### ASSIGNED TASK:
Your answer must be every line of the data that contains "this".

### RECORD SET:
+===+
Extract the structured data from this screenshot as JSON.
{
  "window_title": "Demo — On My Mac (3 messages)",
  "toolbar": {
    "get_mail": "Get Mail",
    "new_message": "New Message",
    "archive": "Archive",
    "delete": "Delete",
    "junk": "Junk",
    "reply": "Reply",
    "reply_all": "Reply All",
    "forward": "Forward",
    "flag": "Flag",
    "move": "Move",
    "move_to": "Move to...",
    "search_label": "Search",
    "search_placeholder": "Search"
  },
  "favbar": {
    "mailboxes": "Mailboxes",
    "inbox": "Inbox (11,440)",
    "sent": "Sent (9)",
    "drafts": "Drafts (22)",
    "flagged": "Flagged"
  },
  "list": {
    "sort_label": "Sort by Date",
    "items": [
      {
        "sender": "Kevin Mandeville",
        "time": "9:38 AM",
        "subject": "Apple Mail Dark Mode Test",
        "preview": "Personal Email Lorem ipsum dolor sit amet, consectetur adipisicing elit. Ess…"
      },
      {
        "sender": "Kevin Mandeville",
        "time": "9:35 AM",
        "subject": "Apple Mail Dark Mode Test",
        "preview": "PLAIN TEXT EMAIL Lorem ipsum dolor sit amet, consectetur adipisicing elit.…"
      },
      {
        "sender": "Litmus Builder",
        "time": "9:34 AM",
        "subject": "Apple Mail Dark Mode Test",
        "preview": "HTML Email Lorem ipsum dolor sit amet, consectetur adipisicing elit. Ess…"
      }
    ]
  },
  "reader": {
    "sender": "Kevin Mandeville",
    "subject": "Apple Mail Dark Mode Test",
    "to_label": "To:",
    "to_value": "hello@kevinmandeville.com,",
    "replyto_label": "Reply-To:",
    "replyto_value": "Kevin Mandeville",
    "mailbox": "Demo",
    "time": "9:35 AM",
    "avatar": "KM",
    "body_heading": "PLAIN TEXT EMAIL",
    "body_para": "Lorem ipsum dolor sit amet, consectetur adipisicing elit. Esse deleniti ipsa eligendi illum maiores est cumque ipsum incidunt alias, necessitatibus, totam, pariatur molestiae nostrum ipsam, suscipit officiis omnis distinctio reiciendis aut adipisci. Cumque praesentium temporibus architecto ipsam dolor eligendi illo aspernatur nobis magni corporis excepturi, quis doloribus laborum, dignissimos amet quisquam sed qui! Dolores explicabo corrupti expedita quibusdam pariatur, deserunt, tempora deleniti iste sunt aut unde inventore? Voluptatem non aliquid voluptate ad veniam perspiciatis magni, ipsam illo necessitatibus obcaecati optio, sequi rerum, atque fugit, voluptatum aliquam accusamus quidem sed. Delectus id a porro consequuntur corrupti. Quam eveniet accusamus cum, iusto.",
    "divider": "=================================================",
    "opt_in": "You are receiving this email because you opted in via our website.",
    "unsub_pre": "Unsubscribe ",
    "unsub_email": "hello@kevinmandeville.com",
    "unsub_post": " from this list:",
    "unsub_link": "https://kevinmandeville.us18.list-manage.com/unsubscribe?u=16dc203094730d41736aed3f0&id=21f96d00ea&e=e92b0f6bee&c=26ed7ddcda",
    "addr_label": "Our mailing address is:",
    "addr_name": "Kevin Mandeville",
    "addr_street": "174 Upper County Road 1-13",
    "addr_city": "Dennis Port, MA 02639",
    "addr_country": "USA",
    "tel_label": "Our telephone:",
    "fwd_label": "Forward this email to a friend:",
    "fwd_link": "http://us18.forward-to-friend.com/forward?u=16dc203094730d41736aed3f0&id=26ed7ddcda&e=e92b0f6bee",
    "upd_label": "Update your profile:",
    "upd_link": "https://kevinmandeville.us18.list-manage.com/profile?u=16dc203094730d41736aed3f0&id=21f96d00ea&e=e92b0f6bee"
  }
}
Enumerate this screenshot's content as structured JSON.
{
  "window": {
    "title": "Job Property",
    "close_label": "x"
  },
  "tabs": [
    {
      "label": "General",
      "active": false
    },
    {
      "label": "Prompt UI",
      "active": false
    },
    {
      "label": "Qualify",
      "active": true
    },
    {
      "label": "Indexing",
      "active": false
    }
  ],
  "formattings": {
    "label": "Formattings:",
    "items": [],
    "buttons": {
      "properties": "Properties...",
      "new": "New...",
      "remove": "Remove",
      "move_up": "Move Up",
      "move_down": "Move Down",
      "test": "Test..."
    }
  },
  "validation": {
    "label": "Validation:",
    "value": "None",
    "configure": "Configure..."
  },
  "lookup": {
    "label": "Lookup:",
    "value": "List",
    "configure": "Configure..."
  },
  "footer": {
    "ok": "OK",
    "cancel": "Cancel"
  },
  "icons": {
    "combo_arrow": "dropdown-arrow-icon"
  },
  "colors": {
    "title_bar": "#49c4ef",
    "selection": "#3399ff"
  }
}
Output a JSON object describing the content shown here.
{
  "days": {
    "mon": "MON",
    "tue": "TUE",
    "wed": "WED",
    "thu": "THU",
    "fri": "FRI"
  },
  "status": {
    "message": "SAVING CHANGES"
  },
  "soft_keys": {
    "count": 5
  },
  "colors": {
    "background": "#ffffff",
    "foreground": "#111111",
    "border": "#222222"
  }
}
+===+
### EXERCISE SOLUTION:
Extract the structured data from this screenshot as JSON.
    "opt_in": "You are receiving this email because you opted in via our website.",
    "unsub_post": " from this list:",
    "fwd_label": "Forward this email to a friend:",
Enumerate this screenshot's content as structured JSON.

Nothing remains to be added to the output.